● ASSIGNMENT
Restate the records below word for word, and omit the images they hold.

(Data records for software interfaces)
*** Block opens ***
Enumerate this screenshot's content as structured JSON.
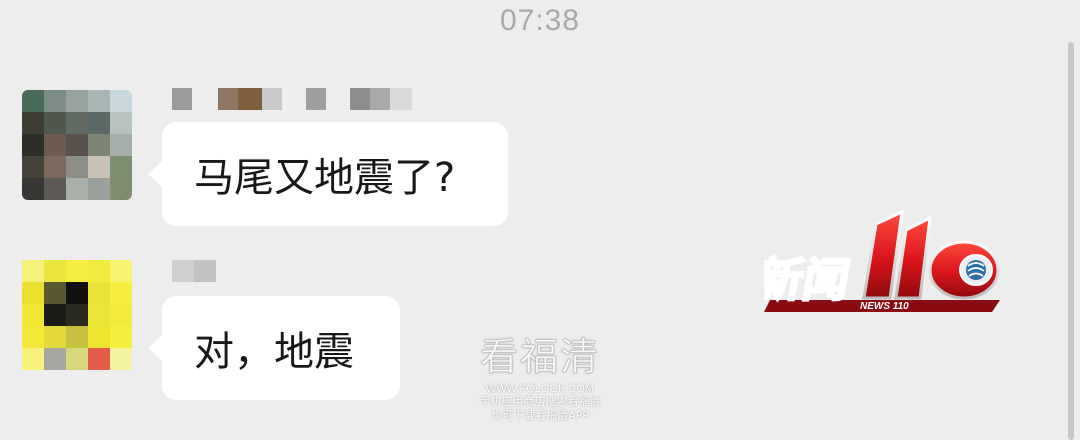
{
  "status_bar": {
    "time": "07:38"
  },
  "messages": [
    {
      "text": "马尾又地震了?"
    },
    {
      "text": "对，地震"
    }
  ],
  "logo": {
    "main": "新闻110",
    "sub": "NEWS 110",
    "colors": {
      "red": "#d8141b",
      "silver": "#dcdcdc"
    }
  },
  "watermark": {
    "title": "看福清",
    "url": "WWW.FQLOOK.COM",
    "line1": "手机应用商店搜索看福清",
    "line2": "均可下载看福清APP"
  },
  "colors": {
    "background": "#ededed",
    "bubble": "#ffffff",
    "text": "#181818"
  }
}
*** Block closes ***
● TASK OUTPUT
Enumerate this screenshot's content as structured JSON.
{
  "status_bar": {
    "time": "07:38"
  },
  "messages": [
    {
      "text": "马尾又地震了?"
    },
    {
      "text": "对，地震"
    }
  ],
  "logo": {
    "main": "新闻110",
    "sub": "NEWS 110",
    "colors": {
      "red": "#d8141b",
      "silver": "#dcdcdc"
    }
  },
  "watermark": {
    "title": "看福清",
    "url": "WWW.FQLOOK.COM",
    "line1": "手机应用商店搜索看福清",
    "line2": "均可下载看福清APP"
  },
  "colors": {
    "background": "#ededed",
    "bubble": "#ffffff",
    "text": "#181818"
  }
}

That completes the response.